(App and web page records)
►

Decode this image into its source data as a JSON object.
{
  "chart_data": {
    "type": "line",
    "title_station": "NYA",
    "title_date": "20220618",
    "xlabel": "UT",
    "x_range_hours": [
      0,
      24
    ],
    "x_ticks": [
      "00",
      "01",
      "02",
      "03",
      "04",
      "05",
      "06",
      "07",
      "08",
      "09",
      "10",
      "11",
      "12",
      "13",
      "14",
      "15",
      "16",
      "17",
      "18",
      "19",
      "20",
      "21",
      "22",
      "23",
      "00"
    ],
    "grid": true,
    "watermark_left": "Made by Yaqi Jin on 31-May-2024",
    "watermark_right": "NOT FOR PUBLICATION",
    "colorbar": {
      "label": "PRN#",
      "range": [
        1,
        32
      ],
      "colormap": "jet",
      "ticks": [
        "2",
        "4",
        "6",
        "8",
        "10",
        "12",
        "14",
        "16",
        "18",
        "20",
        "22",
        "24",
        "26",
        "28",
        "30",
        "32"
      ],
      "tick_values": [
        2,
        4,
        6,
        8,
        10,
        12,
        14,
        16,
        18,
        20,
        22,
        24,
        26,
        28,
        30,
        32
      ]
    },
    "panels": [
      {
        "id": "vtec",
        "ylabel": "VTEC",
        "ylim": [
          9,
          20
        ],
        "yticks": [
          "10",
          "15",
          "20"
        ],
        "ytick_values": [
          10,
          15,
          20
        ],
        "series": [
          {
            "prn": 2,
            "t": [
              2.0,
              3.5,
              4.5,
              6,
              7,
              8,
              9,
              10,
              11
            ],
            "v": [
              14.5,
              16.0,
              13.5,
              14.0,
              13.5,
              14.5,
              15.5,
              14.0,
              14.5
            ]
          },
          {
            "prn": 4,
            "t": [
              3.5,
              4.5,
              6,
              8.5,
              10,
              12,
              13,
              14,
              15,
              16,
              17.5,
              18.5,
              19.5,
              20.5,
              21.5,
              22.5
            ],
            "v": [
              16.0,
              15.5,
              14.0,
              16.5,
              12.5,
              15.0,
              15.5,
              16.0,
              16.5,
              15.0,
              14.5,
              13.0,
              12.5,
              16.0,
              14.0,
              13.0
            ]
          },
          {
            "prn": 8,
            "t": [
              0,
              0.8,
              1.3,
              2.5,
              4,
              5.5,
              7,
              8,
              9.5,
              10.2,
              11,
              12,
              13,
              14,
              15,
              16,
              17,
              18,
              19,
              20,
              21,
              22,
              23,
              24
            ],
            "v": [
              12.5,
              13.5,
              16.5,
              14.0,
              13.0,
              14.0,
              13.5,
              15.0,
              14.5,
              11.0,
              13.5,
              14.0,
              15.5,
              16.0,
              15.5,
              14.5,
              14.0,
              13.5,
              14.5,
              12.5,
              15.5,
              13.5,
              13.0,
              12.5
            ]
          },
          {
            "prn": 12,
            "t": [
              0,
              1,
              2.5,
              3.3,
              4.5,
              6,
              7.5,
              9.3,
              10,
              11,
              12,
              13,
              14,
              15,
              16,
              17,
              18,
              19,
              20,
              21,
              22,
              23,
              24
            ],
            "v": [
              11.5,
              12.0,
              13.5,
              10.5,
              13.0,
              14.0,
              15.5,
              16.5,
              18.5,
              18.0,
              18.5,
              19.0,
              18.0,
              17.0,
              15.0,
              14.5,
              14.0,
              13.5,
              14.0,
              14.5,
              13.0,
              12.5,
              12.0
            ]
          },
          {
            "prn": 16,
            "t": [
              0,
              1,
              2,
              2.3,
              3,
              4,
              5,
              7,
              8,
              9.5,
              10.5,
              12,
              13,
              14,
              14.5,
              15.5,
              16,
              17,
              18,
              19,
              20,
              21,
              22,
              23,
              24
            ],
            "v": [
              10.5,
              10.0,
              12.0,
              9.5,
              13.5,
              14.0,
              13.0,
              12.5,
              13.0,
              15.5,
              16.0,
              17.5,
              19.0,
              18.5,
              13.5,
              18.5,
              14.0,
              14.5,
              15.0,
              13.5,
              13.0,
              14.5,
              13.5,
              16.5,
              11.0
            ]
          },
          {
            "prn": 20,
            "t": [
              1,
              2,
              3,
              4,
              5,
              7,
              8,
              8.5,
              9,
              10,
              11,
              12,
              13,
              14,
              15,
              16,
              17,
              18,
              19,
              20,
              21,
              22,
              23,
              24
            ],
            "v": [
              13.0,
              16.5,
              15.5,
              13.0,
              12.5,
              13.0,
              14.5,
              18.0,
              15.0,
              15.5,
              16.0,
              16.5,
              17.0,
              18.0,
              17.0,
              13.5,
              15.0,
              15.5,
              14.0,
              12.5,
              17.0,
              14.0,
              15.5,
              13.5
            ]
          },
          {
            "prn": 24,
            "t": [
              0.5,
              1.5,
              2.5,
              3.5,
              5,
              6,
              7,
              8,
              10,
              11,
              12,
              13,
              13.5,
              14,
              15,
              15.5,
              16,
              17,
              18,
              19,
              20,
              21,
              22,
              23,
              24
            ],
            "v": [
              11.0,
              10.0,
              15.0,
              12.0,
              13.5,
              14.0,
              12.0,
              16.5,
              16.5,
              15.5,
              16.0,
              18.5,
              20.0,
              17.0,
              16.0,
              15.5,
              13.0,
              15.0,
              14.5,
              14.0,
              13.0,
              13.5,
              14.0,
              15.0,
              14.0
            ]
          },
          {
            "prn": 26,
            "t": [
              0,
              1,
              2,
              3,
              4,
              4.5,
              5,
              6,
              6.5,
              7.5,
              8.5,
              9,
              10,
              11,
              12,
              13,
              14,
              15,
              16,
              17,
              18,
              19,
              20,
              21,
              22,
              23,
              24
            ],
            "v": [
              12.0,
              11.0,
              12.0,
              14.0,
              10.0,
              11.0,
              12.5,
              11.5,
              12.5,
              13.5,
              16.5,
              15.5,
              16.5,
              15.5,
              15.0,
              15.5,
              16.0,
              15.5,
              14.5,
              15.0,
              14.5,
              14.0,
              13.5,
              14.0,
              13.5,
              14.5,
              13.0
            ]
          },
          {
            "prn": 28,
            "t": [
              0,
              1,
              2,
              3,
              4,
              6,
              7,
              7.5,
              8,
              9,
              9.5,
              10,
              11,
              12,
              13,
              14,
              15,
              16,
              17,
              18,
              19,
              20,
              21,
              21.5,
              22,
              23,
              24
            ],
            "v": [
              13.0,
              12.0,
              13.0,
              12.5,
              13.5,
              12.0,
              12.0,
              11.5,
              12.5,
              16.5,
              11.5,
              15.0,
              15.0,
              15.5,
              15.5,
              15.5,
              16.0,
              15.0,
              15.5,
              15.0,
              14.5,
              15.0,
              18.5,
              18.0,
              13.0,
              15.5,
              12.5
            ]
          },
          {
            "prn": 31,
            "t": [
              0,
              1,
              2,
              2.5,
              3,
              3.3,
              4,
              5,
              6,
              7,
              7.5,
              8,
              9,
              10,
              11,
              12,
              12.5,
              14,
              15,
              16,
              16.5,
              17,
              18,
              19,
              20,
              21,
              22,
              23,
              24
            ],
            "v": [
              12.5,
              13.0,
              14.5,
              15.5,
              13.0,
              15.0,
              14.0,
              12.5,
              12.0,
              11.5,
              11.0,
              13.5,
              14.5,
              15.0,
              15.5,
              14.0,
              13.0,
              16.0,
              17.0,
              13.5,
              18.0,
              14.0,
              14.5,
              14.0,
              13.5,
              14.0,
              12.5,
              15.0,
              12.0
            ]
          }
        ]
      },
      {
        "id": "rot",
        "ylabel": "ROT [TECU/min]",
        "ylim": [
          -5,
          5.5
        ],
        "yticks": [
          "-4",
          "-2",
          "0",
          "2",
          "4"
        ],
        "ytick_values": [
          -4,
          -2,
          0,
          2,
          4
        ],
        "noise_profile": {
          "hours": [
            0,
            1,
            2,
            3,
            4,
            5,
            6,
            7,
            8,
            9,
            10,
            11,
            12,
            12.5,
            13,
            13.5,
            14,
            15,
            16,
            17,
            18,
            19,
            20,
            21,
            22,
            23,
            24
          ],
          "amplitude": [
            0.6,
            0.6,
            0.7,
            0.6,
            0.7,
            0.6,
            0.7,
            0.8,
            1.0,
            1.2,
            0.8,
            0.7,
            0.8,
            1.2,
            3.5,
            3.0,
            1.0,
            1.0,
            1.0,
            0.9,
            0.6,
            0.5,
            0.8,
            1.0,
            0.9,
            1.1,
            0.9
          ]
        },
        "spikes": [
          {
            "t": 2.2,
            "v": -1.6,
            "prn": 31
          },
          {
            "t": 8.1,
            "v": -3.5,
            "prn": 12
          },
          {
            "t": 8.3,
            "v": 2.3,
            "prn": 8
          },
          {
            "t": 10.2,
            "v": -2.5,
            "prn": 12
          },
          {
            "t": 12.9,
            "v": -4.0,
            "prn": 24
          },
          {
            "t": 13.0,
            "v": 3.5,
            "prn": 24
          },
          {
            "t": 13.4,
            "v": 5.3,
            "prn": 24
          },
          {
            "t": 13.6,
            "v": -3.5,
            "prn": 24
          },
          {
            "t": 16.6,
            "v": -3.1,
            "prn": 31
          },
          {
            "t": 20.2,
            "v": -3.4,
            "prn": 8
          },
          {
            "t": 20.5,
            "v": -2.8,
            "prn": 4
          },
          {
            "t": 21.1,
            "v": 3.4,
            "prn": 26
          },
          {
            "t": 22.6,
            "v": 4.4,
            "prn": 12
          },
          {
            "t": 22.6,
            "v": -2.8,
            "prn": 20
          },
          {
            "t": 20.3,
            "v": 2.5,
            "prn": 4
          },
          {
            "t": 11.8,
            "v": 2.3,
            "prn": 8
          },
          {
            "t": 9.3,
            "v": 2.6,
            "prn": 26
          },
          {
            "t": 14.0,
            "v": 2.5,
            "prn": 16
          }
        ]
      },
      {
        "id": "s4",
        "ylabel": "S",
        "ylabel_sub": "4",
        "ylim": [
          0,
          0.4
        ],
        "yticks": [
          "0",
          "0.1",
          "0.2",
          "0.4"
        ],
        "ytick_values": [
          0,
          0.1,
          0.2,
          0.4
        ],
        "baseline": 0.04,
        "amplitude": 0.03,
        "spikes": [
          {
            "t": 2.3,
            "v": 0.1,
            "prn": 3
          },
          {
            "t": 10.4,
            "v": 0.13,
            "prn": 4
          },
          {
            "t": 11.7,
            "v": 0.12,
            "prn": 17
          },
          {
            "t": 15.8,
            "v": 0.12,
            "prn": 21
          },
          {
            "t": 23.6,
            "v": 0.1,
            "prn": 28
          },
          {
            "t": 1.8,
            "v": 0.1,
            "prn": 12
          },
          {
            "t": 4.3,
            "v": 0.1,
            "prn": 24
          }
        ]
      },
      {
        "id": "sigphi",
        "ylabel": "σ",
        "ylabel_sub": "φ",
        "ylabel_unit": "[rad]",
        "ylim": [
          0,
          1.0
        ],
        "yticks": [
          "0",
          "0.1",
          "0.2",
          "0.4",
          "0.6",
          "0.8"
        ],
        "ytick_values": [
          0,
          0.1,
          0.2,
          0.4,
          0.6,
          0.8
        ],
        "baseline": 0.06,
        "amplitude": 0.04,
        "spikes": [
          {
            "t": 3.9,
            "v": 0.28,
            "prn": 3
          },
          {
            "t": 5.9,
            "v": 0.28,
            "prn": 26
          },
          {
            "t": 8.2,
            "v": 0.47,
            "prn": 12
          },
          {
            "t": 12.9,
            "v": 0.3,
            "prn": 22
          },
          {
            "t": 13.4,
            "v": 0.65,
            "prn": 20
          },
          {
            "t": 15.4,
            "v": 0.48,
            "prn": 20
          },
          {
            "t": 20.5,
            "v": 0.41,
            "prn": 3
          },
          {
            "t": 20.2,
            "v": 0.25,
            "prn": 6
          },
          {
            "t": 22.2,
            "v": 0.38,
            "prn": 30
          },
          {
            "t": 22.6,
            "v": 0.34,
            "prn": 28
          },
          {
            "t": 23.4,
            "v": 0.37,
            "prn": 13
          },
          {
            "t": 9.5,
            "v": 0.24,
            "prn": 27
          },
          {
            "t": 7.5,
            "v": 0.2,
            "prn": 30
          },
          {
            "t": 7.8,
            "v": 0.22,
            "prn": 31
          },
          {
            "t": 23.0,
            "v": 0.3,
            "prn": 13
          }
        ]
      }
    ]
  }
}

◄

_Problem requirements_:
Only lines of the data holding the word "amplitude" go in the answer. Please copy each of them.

_Task result_:
          "amplitude": [
        "amplitude": 0.03,
        "amplitude": 0.04,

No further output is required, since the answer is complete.